Note: In the problems that request an estimate, your answer can be in a fairly wide range of values. Your explanation is more important than your actual number. For example, if I asked to you to compare the area of a DVD to the area of a sheet of paper, a correct answer could be "I can lay four DVDs on a sheet of paper and it covers up most of the paper. Therefore the area of a DVD is about four times that of a sheet of paper." Another correct answer could be to compute the area of the sheet of paper and the area of the DVD using the formulas for the area of a rectangle and the area of a circle and then take the ratio of these areas. The first answer is less accurate, but the approach is more in the spirit of an estimate.
 Estimate the number of characters (the numbers 0 through 9, letters az upper and lowercase) that you could write on a piece of paper by hand using a pen or pencil. Explain how you arrived at your estimate.
 Estimate the number of bits of information that you could store on a single sheet of notebook paper using only a pen. Explain how you arrived at your estimate.
 Estimate the number of bytes of information that you could store on a single sheet of notebook paper using only a pen.
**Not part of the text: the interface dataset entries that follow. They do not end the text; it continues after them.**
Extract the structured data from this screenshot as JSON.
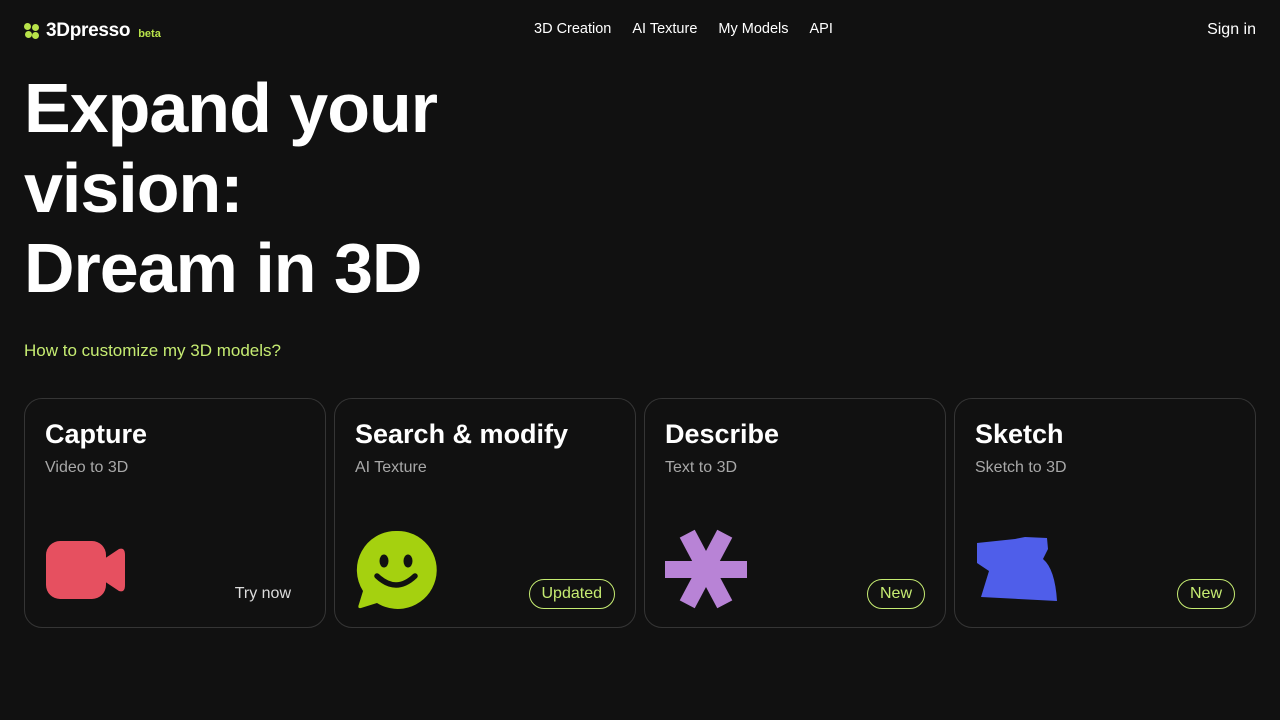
{
  "header": {
    "logo_name": "3Dpresso",
    "logo_badge": "beta",
    "nav": [
      "3D Creation",
      "AI Texture",
      "My Models",
      "API"
    ],
    "sign_in": "Sign in"
  },
  "hero": {
    "line1": "Expand your",
    "line2": "vision:",
    "line3": "Dream in 3D"
  },
  "help_link": "How to customize my 3D models?",
  "cards": [
    {
      "title": "Capture",
      "subtitle": "Video to 3D",
      "action": "Try now",
      "icon": "video-camera-icon",
      "icon_color": "#e65060"
    },
    {
      "title": "Search & modify",
      "subtitle": "AI Texture",
      "action": "Updated",
      "icon": "smiley-chat-icon",
      "icon_color": "#a5d10f"
    },
    {
      "title": "Describe",
      "subtitle": "Text to 3D",
      "action": "New",
      "icon": "asterisk-icon",
      "icon_color": "#b883d6"
    },
    {
      "title": "Sketch",
      "subtitle": "Sketch to 3D",
      "action": "New",
      "icon": "sketch-shape-icon",
      "icon_color": "#4f5eea"
    }
  ],
  "colors": {
    "background": "#111111",
    "accent": "#c6ec72",
    "card_border": "#353535"
  }
}
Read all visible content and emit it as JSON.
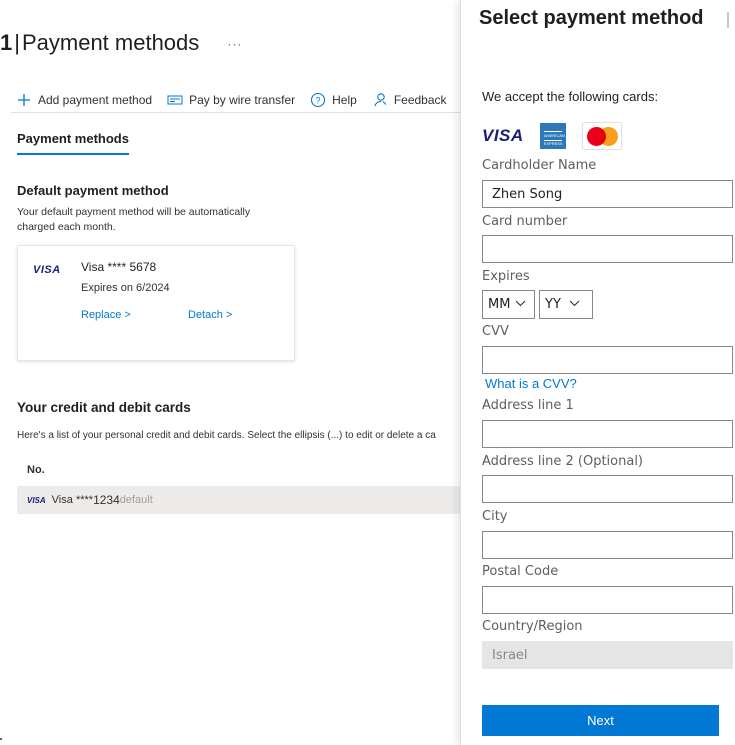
{
  "page": {
    "title_num": "1",
    "title_sep": "|",
    "title_text": "Payment methods",
    "title_more": "···"
  },
  "commands": {
    "add": "Add payment method",
    "wire": "Pay by wire transfer",
    "help": "Help",
    "feedback": "Feedback"
  },
  "tabs": {
    "active": "Payment methods"
  },
  "default_section": {
    "heading": "Default payment method",
    "description": "Your default payment method will be automatically charged each month.",
    "card": {
      "brand": "VISA",
      "number": "Visa **** 5678",
      "expires": "Expires on 6/2024",
      "replace": "Replace >",
      "detach": "Detach >"
    }
  },
  "cards_section": {
    "heading": "Your credit and debit cards",
    "description": "Here's a list of your personal credit and debit cards. Select the ellipsis (...) to edit or delete a ca",
    "col_no": "No.",
    "rows": [
      {
        "brand": "VISA",
        "name": "Visa",
        "stars": "****",
        "last4": "1234",
        "tag": "default"
      }
    ]
  },
  "panel": {
    "title": "Select payment method",
    "accept_text": "We accept the following cards:",
    "logos": {
      "visa": "VISA",
      "amex": "AMERICAN EXPRESS"
    },
    "fields": {
      "cardholder_label": "Cardholder Name",
      "cardholder_value": "Zhen Song",
      "card_number_label": "Card number",
      "card_number_value": "",
      "expires_label": "Expires",
      "month_value": "MM",
      "year_value": "YY",
      "cvv_label": "CVV",
      "cvv_value": "",
      "cvv_link": "What is a CVV?",
      "address1_label": "Address line 1",
      "address2_label": "Address line 2 (Optional)",
      "city_label": "City",
      "postal_label": "Postal Code",
      "country_label": "Country/Region",
      "country_value": "Israel"
    },
    "next": "Next"
  },
  "colors": {
    "accent": "#0078d4",
    "visa_blue": "#1a1f71",
    "mc_red": "#eb001b",
    "mc_orange": "#f79e1b",
    "amex_blue": "#2e77bb"
  }
}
Explain how you arrived at your estimate.
 How many sheets of notebook paper would you need to store the same number of characters that can be stored on a DVD? (Assume that the characters on the DVD are only from the 8bit ASCII character set.)
 Estimate the density of data stored on your sheet of notebook paper (in bytes per square centimeter).
 Estimate the density of data stored on a DVD (in bytes per square centimeter).
6.7. Encoding Chinese
7 bits are required to represent the most commonly used written English language characters. The 7bit ASCII character set relates 128 binary numbers to 128 commonly used characters in the English language.
For example, the bit pattern 1100001
corresponds to the character "a" and 1000001
corresponds to the character "A".
The Chinese character set is composed of unique characters that taken together comprise the written Chinese language. A collegeeducated Chinese adult is fluent with 6,000 to 7,000 unique Chinese characters.
How many bits are required to represent the entire set of written Chinese characters for a collegeeducated Chinese adult?
Answer 

2^{7} = 128, which means that with 7 bits you can create 128 unique patterns composed of seven ones and zeros. This question is asking 2^{?} = more than 7000. To answer, guess different values of 2^{11} = 2048 2^{12} = 4096 2^{13} = 8192 So the answer is that you would need Suppose that you wanted to store all of the bit patterns into memory. You would need to store 8,192 patterns, each of which are 13 bits. So you would need 106,496 bits or 13,312 bytes of memory. 
7. Resources
 Articles about how computer memory works:
 Using paper instead of computer memory: